Infertility is more common than you think. According to the 2006-2010 National Survey of Family Growth by CDC, one in every eight couples have problems having a baby. With such high numbers, it is highly possible that someone around you is quietly going through the ordeal with a smile on their face—so many people don’t come out with it, and the ones who do sometimes end up getting hurt by the way people respond.
No one wants to make an insensitive comment that is hurtful, but—out of ignorance or just in a vain attempt to lighten a rather serious moment—we say something to an infertile friend that hits them where it hurts.
Sometimes, knowing what not to say is the better way to provide support, and when someone confides his infertility in you, here are the things you should avoid saying:
10 Things You Should Not Say to the Infertile
We’ve all heard stories of people who conceived just when they got all relaxed about it, but that doesn’t mean relaxing will work for everyone. It is important to realize that for some people it cannot happen because there is a medical problem, and one that cannot be cured by relaxing.
Imagine a friend who is going to doctors, getting surgeries and inseminations, and you end up telling them maybe “you need to lighten up.” That could be insensitive.
2. See the positives of not having kids
“You could travel, you could enjoy late nights, and there is lesser financial burden…” as you count the possible benefits of the just-us-two situation trying to cheer your friend, the effect might just be the opposite.
When someone decides to have a child, they have obviously considered the possible alterations they will have to make in their lives and are willing to go with it. If they are already undertaking infertility treatments, it means they desperately want to have a child and being able to enjoy late nights and travel doesn’t make up for it.
3. So who’s the problem?
Just because someone has decided to share a personal problem with you, do not take the liberty to be all intrusive and ask questions that might make them cringe inside. In about 20% of the cases, it is not even clear why the couple is not able to conceive, and it’s even more uncomfortable to share who has the problem.
4. You can take my kids
An attempt at humor can backfire when the other person is in a rather grave situation and in no mood for jokes. A crude joke can be irksome; be careful.
5. Why don’t you try IVF?
Your friend is unlikely to be unaware of the common available medical treatments and if IVF was so simple, affordable, and certain, they would probably go for it. But, it is not! A single cycle of IVF treatment can cost between $12,000 and $25,000 and multiple cycles are often needed. Even if someone chooses to go for a lower priced option like IVF in India, or say, Mexico, it requires an emotional investment.

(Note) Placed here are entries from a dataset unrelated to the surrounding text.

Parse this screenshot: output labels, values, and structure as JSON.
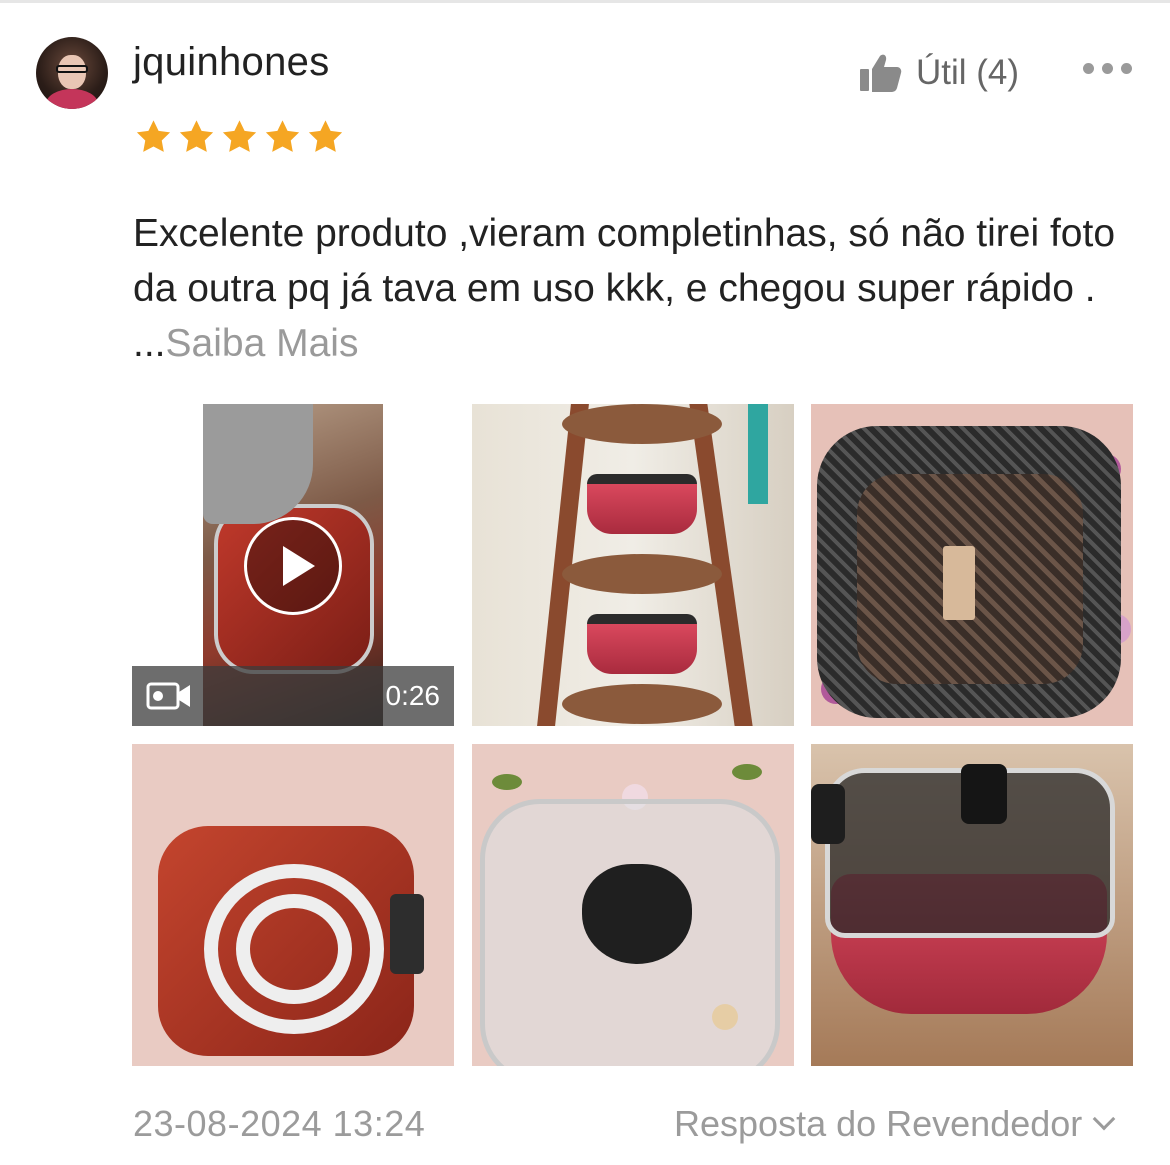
{
  "review": {
    "username": "jquinhones",
    "rating": 5,
    "helpful_label": "Útil (4)",
    "text": "Excelente produto ,vieram completinhas, só não tirei foto da outra pq já tava em uso kkk, e chegou super rápido . ...",
    "more_link": "Saiba Mais",
    "date": "23-08-2024 13:24",
    "seller_reply_label": "Resposta do Revendedor"
  },
  "media": {
    "video_duration": "0:26",
    "items": [
      "video",
      "photo",
      "photo",
      "photo",
      "photo",
      "photo"
    ]
  },
  "icons": {
    "helpful": "thumbs-up-icon",
    "more": "more-options-icon",
    "star": "star-icon",
    "video": "video-camera-icon",
    "play": "play-icon",
    "chevron": "chevron-down-icon"
  },
  "colors": {
    "star": "#f5a623",
    "muted_text": "#9b9b9b",
    "primary_text": "#222222"
  }
}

It takes time to come to terms with the fact that one cannot have a baby the natural way and medical intervention is required.

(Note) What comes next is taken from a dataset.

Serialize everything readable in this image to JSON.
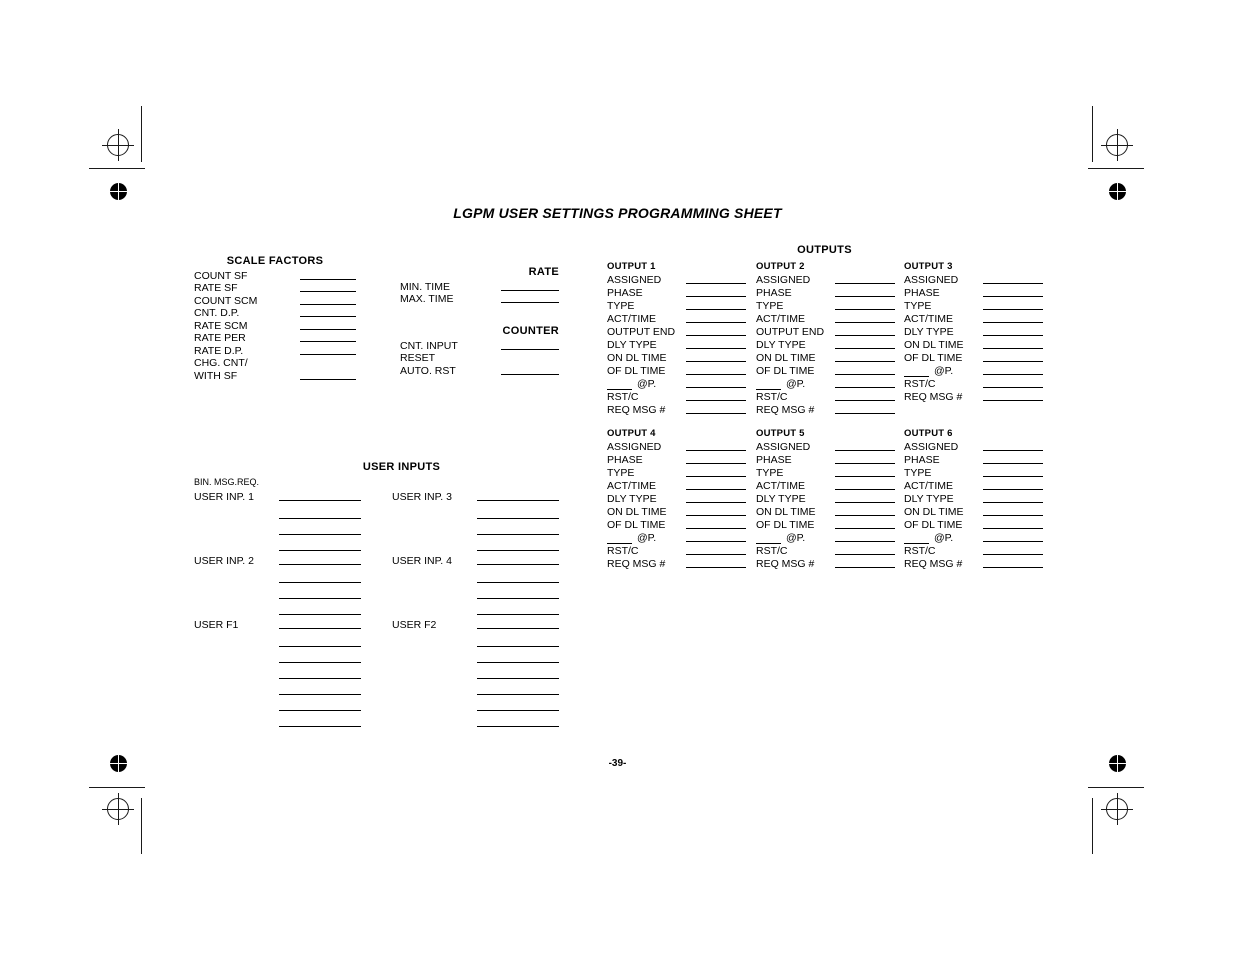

IVF is an invasive treatment, the results are not certain, and not everyone is prepared to go through the process. Respect that.
6. Maybe, you are not meant to have kids
Really? Someone who can make such a thoughtless remark is perhaps not meant to have friends.
7. My pregnancy was…
Now that you have a kid, the person who cannot is already feeling a little less. Do not go on sharing the stories of your own problems with pregnancy.
People with fertility problems often complain that it is painful to see how everyone around them can easily have a baby, while they cannot. When you complain about discomfort, fatigue, stretch marks, someone is secretly longing for all that when it comes bundled with a pregnancy.
8. So many children are waiting to get adopted
To adopt and nurture a “stranger’s child” one has to first accept that they are not going to have a child of their own, which can involve a lot of grievance. There are some people who cannot ever come to the point of accepting another person’s baby and if you mention adoption to such a couple, they will just be more frustrated.
Let the couple decide for themselves; if adoption is a viable choice, they will consider it when they are ready.
9. Thank God! It’s not cancer
Telling someone that they must be grateful that the situation is not worse is just downplaying their pain. It’s like telling someone who broke their spine in an accident that they mustn’t complain about the pain because they could have died.
Yes, the situation could have been worse but that doesn’t mean it is not bad enough.
10. But you already have a child
Even secondary infertility—that comes after a biological child—is painful and difficult for people who face it. And if someone is already feeling bad about not being able to have another child when they want it, you will make them feel worse if all you do is remind them to be appreciative of the one they have. Chances are, they already are, but now they want to have another addition to their family, which is being blocked due to medical reasons.
Infertility forums and social media groups are replete with stories of people who’ve been hurt by friends or family that blurted inconsiderate things. There are no classes for infertility etiquette but you can be sensible about what you say to someone dealing with the problem, and if you are not sure, maybe you can just listen to them and ask if there is something you can do to help.
Dr. Deepika Garg — from healthcare facilitator UniMed Travels that facilitates medical tourism in India and several other countries